Estonia’s transformation into the world’s most advanced digital society is getting global attention, including from India. I am delighted to note that India and Estonia are already partnering in various areas of digital technology, including e-Governance and e-Residency.
The Indian state of Telangana, known for its capability in information technology, is collaborating with Estonia in the areas of e-governance, entrepreneurship, smart cities, e-health and cyber security.
Last year, Reliance Industries CMD Mukesh Ambani became an e-resident under a first-of-its-kind initiative — e-Residency — where non-Estonians nor residents in Estonia can register an EU-based company entirely online from anywhere in the world, without having to come to Estonia. It is a government-issued digital identity and status providing access to Estonia’s e-services and transparent business environment. Since then, Mukesh Ambani has set up a research centre in Estonia for Jio, India’s largest 4G mobile network. Of course, Mr. Ambani does not reflect the majority of our 2,500 e-residents from India. The 350 companies they have created in Estonia are mostly small and micro businesses. They offer digital services, are freelancers, IT developers, consultants or digital entrepreneurs planning to expand their activities to the European market. Thanks to e-Residency, they can easily and remotely access Estonia’s trusted and transparent business environment.
E-Residency may sound like a technological innovation but it actually isn’t. The thinking behind e-Residency is as old as the Republic of Estonia itself. Estonians have always been making friends beyond their borders because this is essential for building a successful country at home, whether digitised or not. Almost all countries encourage foreign investment and maintain relations with people abroad. They just don’t have the digital ID system to manage that relationship in a secure and convenient way.
E-Residency is a status that is part of the new normal for how our state functions and engages citizens of other countries living beyond our borders. And it’s a community where people support each other and want to give more back to Estonia.
Estonia’s ‘digital society’ has demonstrated how secure, efficient and affordable technologies can benefit an entire country and help build a more inclusive society — socially, politically, economically and culturally. We now have so much to offer and we are willing to do it with the rest of the world.

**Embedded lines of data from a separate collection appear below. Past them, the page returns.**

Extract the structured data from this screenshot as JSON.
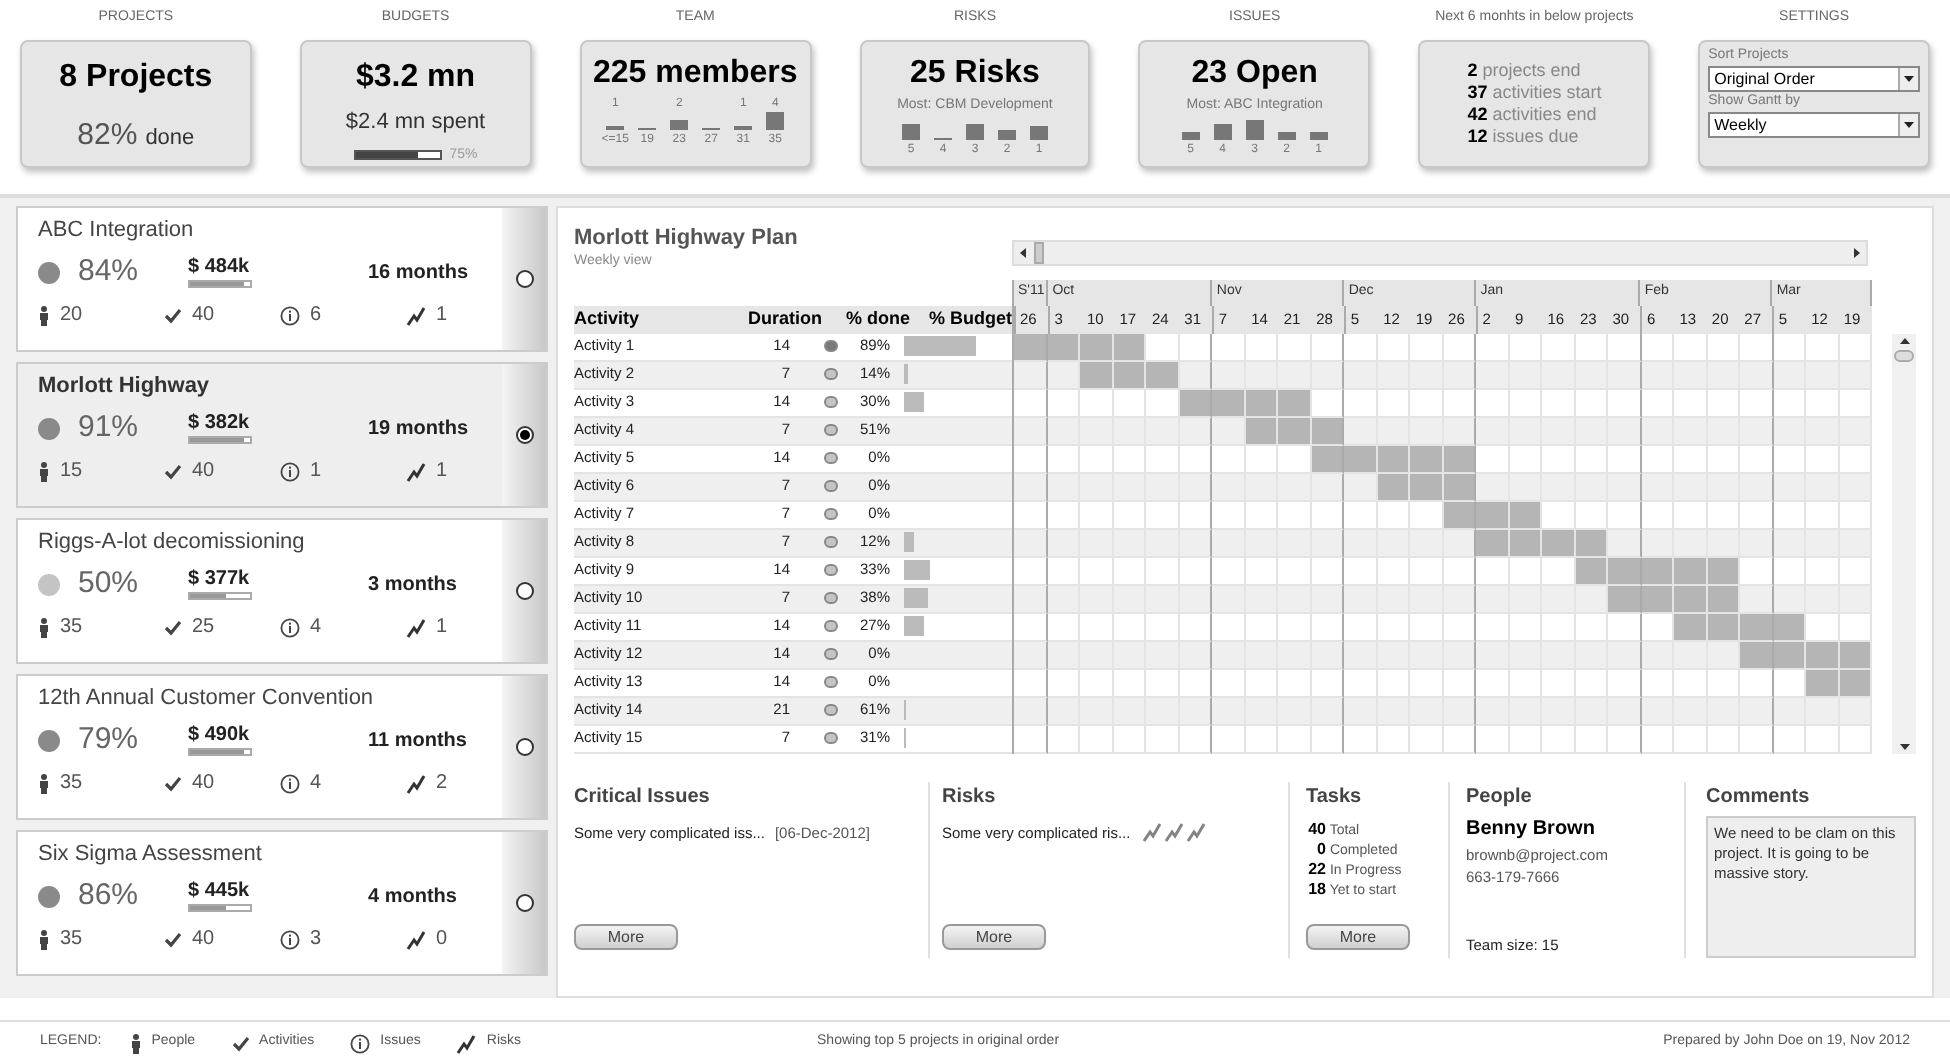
{
  "summary": [
    {
      "kind": "projects",
      "label": "PROJECTS",
      "title": "8 Projects",
      "percent": "82%",
      "suffix": "done"
    },
    {
      "kind": "budget",
      "label": "BUDGETS",
      "title": "$3.2 mn",
      "subtitle": "$2.4 mn spent",
      "level": 0.75,
      "reading": "75%"
    },
    {
      "kind": "histogram",
      "label": "TEAM",
      "title": "225 members",
      "bars": [
        {
          "count": "1",
          "axis": "<=15"
        },
        {
          "axis": "19"
        },
        {
          "count": "2",
          "axis": "23"
        },
        {
          "axis": "27"
        },
        {
          "count": "1",
          "axis": "31"
        },
        {
          "count": "4",
          "axis": "35"
        }
      ]
    },
    {
      "kind": "ranked",
      "label": "RISKS",
      "title": "25 Risks",
      "subtitle": "Most: CBM Development",
      "bars": [
        {
          "axis": "5"
        },
        {
          "axis": "4"
        },
        {
          "axis": "3"
        },
        {
          "axis": "2"
        },
        {
          "axis": "1"
        }
      ]
    },
    {
      "kind": "ranked",
      "label": "ISSUES",
      "title": "23 Open",
      "subtitle": "Most: ABC Integration",
      "bars": [
        {
          "axis": "5"
        },
        {
          "axis": "4"
        },
        {
          "axis": "3"
        },
        {
          "axis": "2"
        },
        {
          "axis": "1"
        }
      ]
    },
    {
      "kind": "list",
      "label": "Next 6 monhts in below projects",
      "lines": [
        {
          "number": "2",
          "text": "projects end"
        },
        {
          "number": "37",
          "text": "activities start"
        },
        {
          "number": "42",
          "text": "activities end"
        },
        {
          "number": "12",
          "text": "issues due"
        }
      ]
    },
    {
      "kind": "settings",
      "label": "SETTINGS",
      "selects": [
        {
          "label": "Sort Projects",
          "value": "Original Order"
        },
        {
          "label": "Show Gantt by",
          "value": "Weekly"
        }
      ]
    }
  ],
  "projects": [
    {
      "name": "ABC Integration",
      "color": "#8a8a8a",
      "percent": "84%",
      "budget": "$ 484k",
      "level": 0.9,
      "duration": "16 months",
      "people": "20",
      "activities": "40",
      "issues": "6",
      "risks": "1",
      "selected": false
    },
    {
      "name": "Morlott Highway",
      "color": "#8a8a8a",
      "percent": "91%",
      "budget": "$ 382k",
      "level": 0.9,
      "duration": "19 months",
      "people": "15",
      "activities": "40",
      "issues": "1",
      "risks": "1",
      "selected": true
    },
    {
      "name": "Riggs-A-lot decomissioning",
      "color": "#c4c4c4",
      "percent": "50%",
      "budget": "$ 377k",
      "level": 0.6,
      "duration": "3 months",
      "people": "35",
      "activities": "25",
      "issues": "4",
      "risks": "1",
      "selected": false
    },
    {
      "name": "12th Annual Customer Convention",
      "color": "#8a8a8a",
      "percent": "79%",
      "budget": "$ 490k",
      "level": 0.9,
      "duration": "11 months",
      "people": "35",
      "activities": "40",
      "issues": "4",
      "risks": "2",
      "selected": false
    },
    {
      "name": "Six Sigma Assessment",
      "color": "#8a8a8a",
      "percent": "86%",
      "budget": "$ 445k",
      "level": 0.6,
      "duration": "4 months",
      "people": "35",
      "activities": "40",
      "issues": "3",
      "risks": "0",
      "selected": false
    }
  ],
  "plan": {
    "title": "Morlott Highway Plan",
    "subtitle": "Weekly view",
    "columns": [
      "Activity",
      "Duration",
      "% done",
      "% Budget"
    ],
    "months": [
      {
        "label": "S'11",
        "weeks": [
          "26"
        ]
      },
      {
        "label": "Oct",
        "weeks": [
          "3",
          "10",
          "17",
          "24",
          "31"
        ]
      },
      {
        "label": "Nov",
        "weeks": [
          "7",
          "14",
          "21",
          "28"
        ]
      },
      {
        "label": "Dec",
        "weeks": [
          "5",
          "12",
          "19",
          "26"
        ]
      },
      {
        "label": "Jan",
        "weeks": [
          "2",
          "9",
          "16",
          "23",
          "30"
        ]
      },
      {
        "label": "Feb",
        "weeks": [
          "6",
          "13",
          "20",
          "27"
        ]
      },
      {
        "label": "Mar",
        "weeks": [
          "5",
          "12",
          "19"
        ]
      }
    ],
    "rows": [
      {
        "name": "Activity 1",
        "duration": "14",
        "color": "#7a7a7a",
        "done": "89%",
        "scheduled": [
          true,
          true,
          true,
          true,
          false,
          false,
          false,
          false,
          false,
          false,
          false,
          false,
          false,
          false,
          false,
          false,
          false,
          false,
          false,
          false,
          false,
          false,
          false,
          false,
          false,
          false
        ]
      },
      {
        "name": "Activity 2",
        "duration": "7",
        "color": "#c4c4c4",
        "done": "14%",
        "scheduled": [
          false,
          false,
          true,
          true,
          true,
          false,
          false,
          false,
          false,
          false,
          false,
          false,
          false,
          false,
          false,
          false,
          false,
          false,
          false,
          false,
          false,
          false,
          false,
          false,
          false,
          false
        ]
      },
      {
        "name": "Activity 3",
        "duration": "14",
        "color": "#c4c4c4",
        "done": "30%",
        "scheduled": [
          false,
          false,
          false,
          false,
          false,
          true,
          true,
          true,
          true,
          false,
          false,
          false,
          false,
          false,
          false,
          false,
          false,
          false,
          false,
          false,
          false,
          false,
          false,
          false,
          false,
          false
        ]
      },
      {
        "name": "Activity 4",
        "duration": "7",
        "color": "#c4c4c4",
        "done": "51%",
        "scheduled": [
          false,
          false,
          false,
          false,
          false,
          false,
          false,
          true,
          true,
          true,
          false,
          false,
          false,
          false,
          false,
          false,
          false,
          false,
          false,
          false,
          false,
          false,
          false,
          false,
          false,
          false
        ]
      },
      {
        "name": "Activity 5",
        "duration": "14",
        "color": "#c4c4c4",
        "done": "0%",
        "scheduled": [
          false,
          false,
          false,
          false,
          false,
          false,
          false,
          false,
          false,
          true,
          true,
          true,
          true,
          true,
          false,
          false,
          false,
          false,
          false,
          false,
          false,
          false,
          false,
          false,
          false,
          false
        ]
      },
      {
        "name": "Activity 6",
        "duration": "7",
        "color": "#c4c4c4",
        "done": "0%",
        "scheduled": [
          false,
          false,
          false,
          false,
          false,
          false,
          false,
          false,
          false,
          false,
          false,
          true,
          true,
          true,
          false,
          false,
          false,
          false,
          false,
          false,
          false,
          false,
          false,
          false,
          false,
          false
        ]
      },
      {
        "name": "Activity 7",
        "duration": "7",
        "color": "#c4c4c4",
        "done": "0%",
        "scheduled": [
          false,
          false,
          false,
          false,
          false,
          false,
          false,
          false,
          false,
          false,
          false,
          false,
          false,
          true,
          true,
          true,
          false,
          false,
          false,
          false,
          false,
          false,
          false,
          false,
          false,
          false
        ]
      },
      {
        "name": "Activity 8",
        "duration": "7",
        "color": "#c4c4c4",
        "done": "12%",
        "scheduled": [
          false,
          false,
          false,
          false,
          false,
          false,
          false,
          false,
          false,
          false,
          false,
          false,
          false,
          false,
          true,
          true,
          true,
          true,
          false,
          false,
          false,
          false,
          false,
          false,
          false,
          false
        ]
      },
      {
        "name": "Activity 9",
        "duration": "14",
        "color": "#c4c4c4",
        "done": "33%",
        "scheduled": [
          false,
          false,
          false,
          false,
          false,
          false,
          false,
          false,
          false,
          false,
          false,
          false,
          false,
          false,
          false,
          false,
          false,
          true,
          true,
          true,
          true,
          true,
          false,
          false,
          false,
          false
        ]
      },
      {
        "name": "Activity 10",
        "duration": "7",
        "color": "#c4c4c4",
        "done": "38%",
        "scheduled": [
          false,
          false,
          false,
          false,
          false,
          false,
          false,
          false,
          false,
          false,
          false,
          false,
          false,
          false,
          false,
          false,
          false,
          false,
          true,
          true,
          true,
          true,
          false,
          false,
          false,
          false
        ]
      },
      {
        "name": "Activity 11",
        "duration": "14",
        "color": "#c4c4c4",
        "done": "27%",
        "scheduled": [
          false,
          false,
          false,
          false,
          false,
          false,
          false,
          false,
          false,
          false,
          false,
          false,
          false,
          false,
          false,
          false,
          false,
          false,
          false,
          false,
          true,
          true,
          true,
          true,
          false,
          false
        ]
      },
      {
        "name": "Activity 12",
        "duration": "14",
        "color": "#c4c4c4",
        "done": "0%",
        "scheduled": [
          false,
          false,
          false,
          false,
          false,
          false,
          false,
          false,
          false,
          false,
          false,
          false,
          false,
          false,
          false,
          false,
          false,
          false,
          false,
          false,
          false,
          false,
          true,
          true,
          true,
          true
        ]
      },
      {
        "name": "Activity 13",
        "duration": "14",
        "color": "#c4c4c4",
        "done": "0%",
        "scheduled": [
          false,
          false,
          false,
          false,
          false,
          false,
          false,
          false,
          false,
          false,
          false,
          false,
          false,
          false,
          false,
          false,
          false,
          false,
          false,
          false,
          false,
          false,
          false,
          false,
          true,
          true
        ]
      },
      {
        "name": "Activity 14",
        "duration": "21",
        "color": "#c4c4c4",
        "done": "61%",
        "scheduled": [
          false,
          false,
          false,
          false,
          false,
          false,
          false,
          false,
          false,
          false,
          false,
          false,
          false,
          false,
          false,
          false,
          false,
          false,
          false,
          false,
          false,
          false,
          false,
          false,
          false,
          false
        ]
      },
      {
        "name": "Activity 15",
        "duration": "7",
        "color": "#c4c4c4",
        "done": "31%",
        "scheduled": [
          false,
          false,
          false,
          false,
          false,
          false,
          false,
          false,
          false,
          false,
          false,
          false,
          false,
          false,
          false,
          false,
          false,
          false,
          false,
          false,
          false,
          false,
          false,
          false,
          false,
          false
        ]
      }
    ]
  },
  "details": {
    "critical_issues": {
      "title": "Critical Issues",
      "items": [
        {
          "text": "Some very complicated iss...",
          "date": "[06-Dec-2012]"
        }
      ],
      "button": "More"
    },
    "risks": {
      "title": "Risks",
      "items": [
        {
          "text": "Some very complicated ris..."
        }
      ],
      "button": "More"
    },
    "tasks": {
      "title": "Tasks",
      "lines": [
        {
          "number": "40",
          "text": "Total"
        },
        {
          "number": "0",
          "text": "Completed"
        },
        {
          "number": "22",
          "text": "In Progress"
        },
        {
          "number": "18",
          "text": "Yet to start"
        }
      ],
      "button": "More"
    },
    "people": {
      "title": "People",
      "name": "Benny Brown",
      "email": "brownb@project.com",
      "phone": "663-179-7666",
      "team_size": "Team size: 15"
    },
    "comments": {
      "title": "Comments",
      "text": "We need to be clam on this project. It is going to be massive story."
    }
  },
  "footer": {
    "legend_label": "LEGEND:",
    "legend": [
      {
        "kind": "people",
        "text": "People"
      },
      {
        "kind": "activities",
        "text": "Activities"
      },
      {
        "kind": "issues",
        "text": "Issues"
      },
      {
        "kind": "risks",
        "text": "Risks"
      }
    ],
    "center": "Showing top 5 projects in original order",
    "right": "Prepared by John Doe on 19, Nov 2012"
  }
}
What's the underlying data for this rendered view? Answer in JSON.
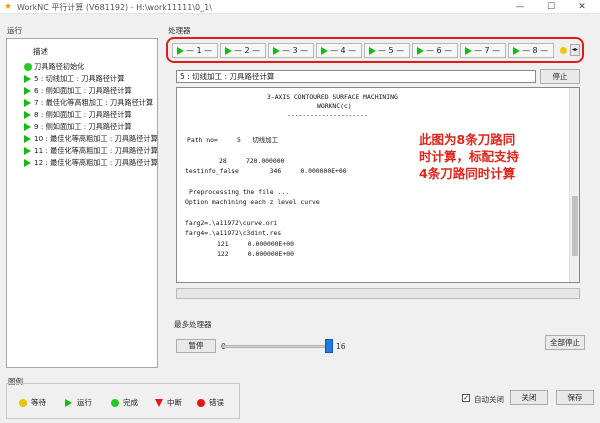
{
  "window": {
    "title": "WorkNC 平行计算 (V681192) - H:\\work11111\\0_1\\",
    "minimize": "—",
    "maximize": "☐",
    "close": "✕"
  },
  "run_panel": {
    "label": "运行",
    "header": "描述",
    "items": [
      {
        "icon": "dot",
        "label": "刀具路径初始化"
      },
      {
        "icon": "play",
        "label": "5 : 切线加工 : 刀具路径计算"
      },
      {
        "icon": "play",
        "label": "6 : 侧如面加工 : 刀具路径计算"
      },
      {
        "icon": "play",
        "label": "7 : 最佳化等高粗加工 : 刀具路径计算"
      },
      {
        "icon": "play",
        "label": "8 : 侧如面加工 : 刀具路径计算"
      },
      {
        "icon": "play",
        "label": "9 : 侧如面加工 : 刀具路径计算"
      },
      {
        "icon": "play",
        "label": "10 : 最佳化等高粗加工 : 刀具路径计算"
      },
      {
        "icon": "play",
        "label": "11 : 最佳化等高粗加工 : 刀具路径计算"
      },
      {
        "icon": "play",
        "label": "12 : 最佳化等高粗加工 : 刀具路径计算"
      }
    ]
  },
  "processor_panel": {
    "label": "处理器",
    "tabs": [
      {
        "label": "— 1 —"
      },
      {
        "label": "— 2 —"
      },
      {
        "label": "— 3 —"
      },
      {
        "label": "— 4 —"
      },
      {
        "label": "— 5 —"
      },
      {
        "label": "— 6 —"
      },
      {
        "label": "— 7 —"
      },
      {
        "label": "— 8 —"
      }
    ],
    "current_job": "5 : 切线加工 : 刀具路径计算",
    "stop_button": "停止",
    "log_lines": [
      "3-AXIS CONTOURED SURFACE MACHINING",
      "WORKNC(c)",
      "---------------------",
      "Path no=     5   切线加工",
      "28     720.000000",
      "testinfo_false        346     0.000000E+00",
      "Preprocessing the file ...",
      "Option machining each z level curve",
      "farg2=.\\a11972\\curve.ori",
      "farg4=.\\a11972\\c3dint.res",
      "121     0.000000E+00",
      "122     0.000000E+00"
    ]
  },
  "annotation": {
    "line1": "此图为8条刀路同",
    "line2": "时计算，标配支持",
    "line3": "4条刀路同时计算"
  },
  "max_processors": {
    "label": "最多处理器",
    "pause_button": "暂停",
    "min": "0",
    "max": "16",
    "value": 16
  },
  "stop_all_button": "全部停止",
  "legend": {
    "label": "图例",
    "items": [
      {
        "icon": "yellow-dot",
        "label": "等待"
      },
      {
        "icon": "green-play",
        "label": "运行"
      },
      {
        "icon": "green-dot",
        "label": "完成"
      },
      {
        "icon": "red-triangle",
        "label": "中断"
      },
      {
        "icon": "red-dot",
        "label": "错误"
      }
    ]
  },
  "auto_close": {
    "label": "自动关闭",
    "checked": true,
    "check_glyph": "✓"
  },
  "close_button": "关闭",
  "save_button": "保存",
  "colors": {
    "highlight_red": "#e41a1a",
    "running_green": "#11bb11",
    "waiting_yellow": "#f2c200",
    "slider_blue": "#1e7be0"
  }
}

By Arnaud Castaignet, Head of Public Relations, Republic of Estonia’s e-Residency programme